-- LISTED RECORDS follows --
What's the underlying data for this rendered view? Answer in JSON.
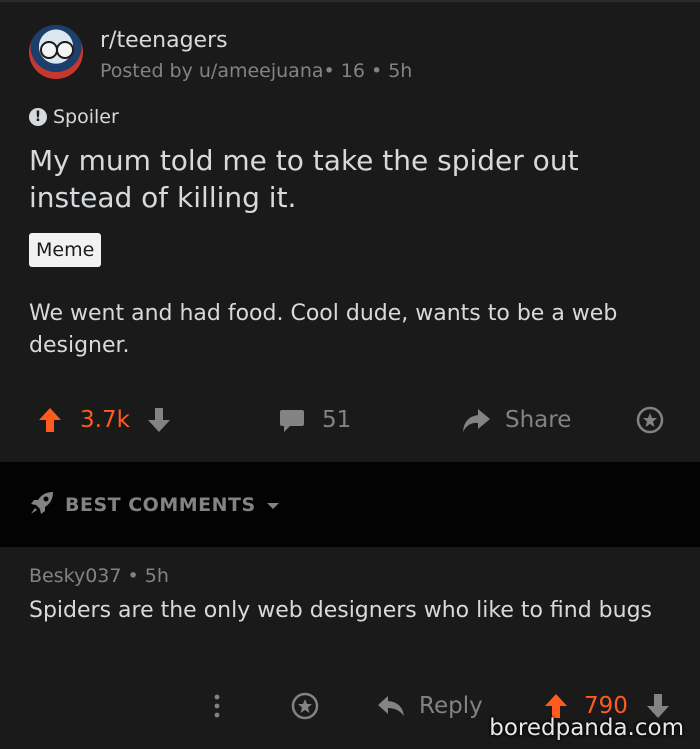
{
  "post": {
    "subreddit": "r/teenagers",
    "meta": "Posted by u/ameejuana• 16 • 5h",
    "spoiler_label": "Spoiler",
    "title": "My mum told me to take the spider out instead of killing it.",
    "flair": "Meme",
    "body": "We went and had food. Cool dude, wants to be a web designer.",
    "votes": "3.7k",
    "comments": "51",
    "share_label": "Share"
  },
  "sort": {
    "label": "BEST COMMENTS"
  },
  "comment": {
    "meta": "Besky037 • 5h",
    "body": "Spiders are the only web designers who like to find bugs",
    "reply_label": "Reply",
    "votes": "790"
  },
  "watermark": "boredpanda.com",
  "colors": {
    "background": "#1a1a1b",
    "band": "#030303",
    "text": "#d7dadc",
    "muted": "#818384",
    "upvote": "#ff5b1e"
  }
}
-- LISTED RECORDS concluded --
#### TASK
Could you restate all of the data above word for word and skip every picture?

#### OUTPUT OF THE EXERCISE
What's the underlying data for this rendered view? Answer in JSON.
{
  "post": {
    "subreddit": "r/teenagers",
    "meta": "Posted by u/ameejuana• 16 • 5h",
    "spoiler_label": "Spoiler",
    "title": "My mum told me to take the spider out instead of killing it.",
    "flair": "Meme",
    "body": "We went and had food. Cool dude, wants to be a web designer.",
    "votes": "3.7k",
    "comments": "51",
    "share_label": "Share"
  },
  "sort": {
    "label": "BEST COMMENTS"
  },
  "comment": {
    "meta": "Besky037 • 5h",
    "body": "Spiders are the only web designers who like to find bugs",
    "reply_label": "Reply",
    "votes": "790"
  },
  "watermark": "boredpanda.com",
  "colors": {
    "background": "#1a1a1b",
    "band": "#030303",
    "text": "#d7dadc",
    "muted": "#818384",
    "upvote": "#ff5b1e"
  }
}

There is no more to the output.